It is a lofty dream, on par with calorie-free booze and free world-wide Wi-Fi, held by Marvel fans that one day Marvel Studios will reclaim all of its character rights and they can all exist in one monolithic cinematic universe. That ain’t going to happen any time in this century because Fox and Sony would rather burn their studio lots to the ground than let their Marvel characters’ licenses revert back to Marvel Studios.
While Sony and Marvel have a cautious détente in the sharing of Spider-Man, Fox and Marvel have always had a more antagonistic relationship.
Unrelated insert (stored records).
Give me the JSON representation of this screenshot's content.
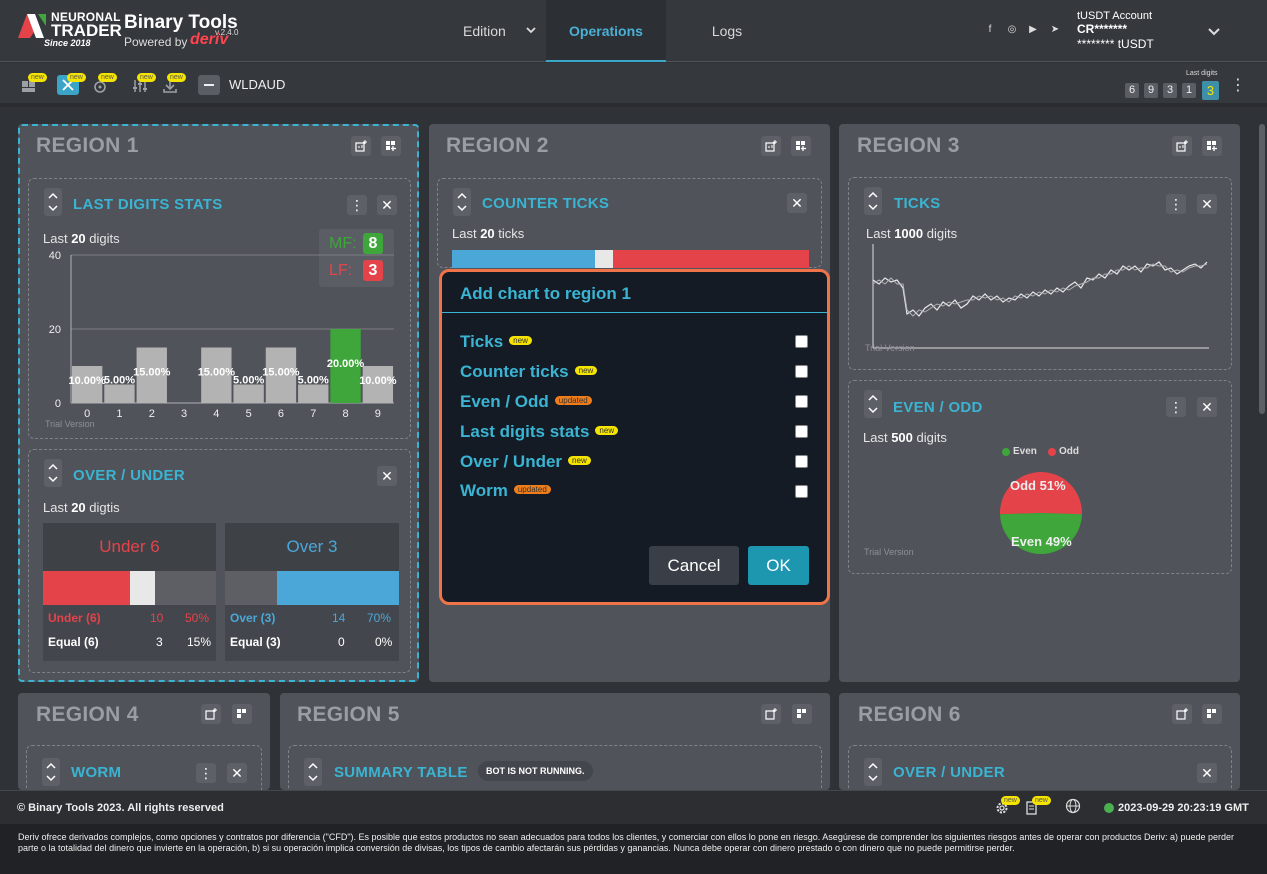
{
  "header": {
    "logo_line1": "NEURONAL",
    "logo_line2": "TRADER",
    "logo_since": "Since 2018",
    "app_title": "Binary Tools",
    "version": "v.2.4.0",
    "powered_by": "Powered by",
    "deriv": "deriv",
    "nav": {
      "edition": "Edition",
      "operations": "Operations",
      "logs": "Logs"
    },
    "account": {
      "name": "tUSDT Account",
      "id": "CR*******",
      "balance": "******** tUSDT"
    }
  },
  "toolbar": {
    "new_badge": "new",
    "asset": "WLDAUD",
    "last_digits_label": "Last digits",
    "last_digits": [
      "6",
      "9",
      "3",
      "1",
      "3"
    ]
  },
  "regions": {
    "r1": {
      "title": "REGION 1"
    },
    "r2": {
      "title": "REGION 2"
    },
    "r3": {
      "title": "REGION 3"
    },
    "r4": {
      "title": "REGION 4"
    },
    "r5": {
      "title": "REGION 5"
    },
    "r6": {
      "title": "REGION 6"
    }
  },
  "cards": {
    "last_digits": {
      "title": "LAST DIGITS STATS",
      "sub_pre": "Last ",
      "sub_num": "20",
      "sub_post": " digits",
      "mf_label": "MF:",
      "mf_value": "8",
      "lf_label": "LF:",
      "lf_value": "3",
      "trial": "Trial Version"
    },
    "over_under": {
      "title": "OVER / UNDER",
      "sub_pre": "Last ",
      "sub_num": "20",
      "sub_post": " digtis",
      "under_title": "Under 6",
      "over_title": "Over 3",
      "under_row": {
        "label": "Under (6)",
        "count": "10",
        "pct": "50%"
      },
      "under_eq": {
        "label": "Equal (6)",
        "count": "3",
        "pct": "15%"
      },
      "over_row": {
        "label": "Over (3)",
        "count": "14",
        "pct": "70%"
      },
      "over_eq": {
        "label": "Equal (3)",
        "count": "0",
        "pct": "0%"
      }
    },
    "counter_ticks": {
      "title": "COUNTER TICKS",
      "sub_pre": "Last ",
      "sub_num": "20",
      "sub_post": " ticks"
    },
    "ticks": {
      "title": "TICKS",
      "sub_pre": "Last ",
      "sub_num": "1000",
      "sub_post": " digits",
      "trial": "Trial Version"
    },
    "even_odd": {
      "title": "EVEN / ODD",
      "sub_pre": "Last ",
      "sub_num": "500",
      "sub_post": " digits",
      "legend_even": "Even",
      "legend_odd": "Odd",
      "odd_label": "Odd 51%",
      "even_label": "Even 49%",
      "trial": "Trial Version"
    },
    "worm": {
      "title": "WORM"
    },
    "summary": {
      "title": "SUMMARY TABLE",
      "badge": "BOT IS NOT RUNNING."
    },
    "over_under_r6": {
      "title": "OVER / UNDER"
    }
  },
  "chart_data": [
    {
      "type": "bar",
      "categories": [
        "0",
        "1",
        "2",
        "3",
        "4",
        "5",
        "6",
        "7",
        "8",
        "9"
      ],
      "values": [
        10,
        5,
        15,
        0,
        15,
        5,
        15,
        5,
        20,
        10
      ],
      "data_labels": [
        "10.00%",
        "5.00%",
        "15.00%",
        "",
        "15.00%",
        "5.00%",
        "15.00%",
        "5.00%",
        "20.00%",
        "10.00%"
      ],
      "y_ticks": [
        "0",
        "20",
        "40"
      ],
      "ylim": [
        0,
        40
      ],
      "highlight_index": 8,
      "bar_color": "#b3b3b3",
      "highlight_color": "#3ea63a"
    },
    {
      "type": "bar",
      "categories": [
        "Under 6 - below",
        "Under 6 - equal",
        "Under 6 - above"
      ],
      "values": [
        50,
        15,
        35
      ],
      "colors": [
        "#e5434a",
        "#e8e8e8",
        "#5d5f64"
      ]
    },
    {
      "type": "bar",
      "categories": [
        "Over 3 - below",
        "Over 3 - above"
      ],
      "values": [
        30,
        70
      ],
      "colors": [
        "#5d5f64",
        "#4ba7d8"
      ]
    },
    {
      "type": "pie",
      "categories": [
        "Odd",
        "Even"
      ],
      "values": [
        51,
        49
      ],
      "colors": [
        "#e5434a",
        "#3ea63a"
      ]
    },
    {
      "type": "bar",
      "categories": [
        "blue",
        "white",
        "red"
      ],
      "values": [
        40,
        5,
        55
      ],
      "colors": [
        "#4ba7d8",
        "#e8e8e8",
        "#e5434a"
      ]
    }
  ],
  "modal": {
    "title": "Add chart to region 1",
    "options": [
      {
        "label": "Ticks",
        "badge": "new",
        "kind": "new"
      },
      {
        "label": "Counter ticks",
        "badge": "new",
        "kind": "new"
      },
      {
        "label": "Even / Odd",
        "badge": "updated",
        "kind": "upd"
      },
      {
        "label": "Last digits stats",
        "badge": "new",
        "kind": "new"
      },
      {
        "label": "Over / Under",
        "badge": "new",
        "kind": "new"
      },
      {
        "label": "Worm",
        "badge": "updated",
        "kind": "upd"
      }
    ],
    "cancel": "Cancel",
    "ok": "OK"
  },
  "footer": {
    "copyright": "© Binary Tools 2023. All rights reserved",
    "clock": "2023-09-29 20:23:19 GMT",
    "disclaimer": "Deriv ofrece derivados complejos, como opciones y contratos por diferencia (\"CFD\"). Es posible que estos productos no sean adecuados para todos los clientes, y comerciar con ellos lo pone en riesgo. Asegúrese de comprender los siguientes riesgos antes de operar con productos Deriv: a) puede perder parte o la totalidad del dinero que invierte en la operación, b) si su operación implica conversión de divisas, los tipos de cambio afectarán sus pérdidas y ganancias. Nunca debe operar con dinero prestado o con dinero que no puede permitirse perder."
  }
}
Fox rebooted Fantastic Four solely to keep the license from return back to Marvel, and the Josh Trank (Chronicle) 2015 film was a poisonous atomic bomb mixture of studio interference and director immaturity that resulted in an embarrassing, God-awful, disastrous film that epitomized the new lows contemporary superheroes films could sink. I’m pretty sure people would have preferred watching Howard the Duck over that mess. It is honestly hard to determine whether Batman vs. Superman: Dawn of Justice or Fantastic Four is the worse film.
The end result was that Fantastic Four has become persona non grata, with neither Fox nor Marvel wanting to go anywhere near the property, despite Fox’s company man Simon Kinberg talking about how a Fantastic Four sequel would be “funnier” and “brighter” — har-de-har, you aren’t fooling anyone buddy. Kevin Feige was more succinct about the Fantastic Four’s status in an interview with the French entertainment company AlloCine: “[We have] no plans with the Fantastic Four right now. No discussions about it.” Well, that’s that then.
Frankly, Fox should swallow its pride and know when to raise the white flag. They’ve only ever mishandled comics’ first family, and if letting the license revert back to Marvel allows them to focus more on their X-Men properties then it’s a win-win for everybody. The smart move on Marvel’s part would be to let Fantastic Four lie dormant, actually dormant for a while, for about a decade or so before rebooting the property (that would be VERY hard for Hollywood as they are physically incapable of letting potential IP lie sleeping for any length of time — the industry fails the marshmallow test every time). Let the putrid, cloying stink of the 2015 monstrosity fade away, and then reintroduce the Fantastic Four to the public and a new generation of fans who have no idea who the Fantastic Four are (and even better are aware of the two previous iterations of the Fantastic Four) in whatever phase Feige has planned.
Call me crazy, but I still think the Fantastic Four could work. It just needs some time on the bench and some TLC from people who actually care about the property.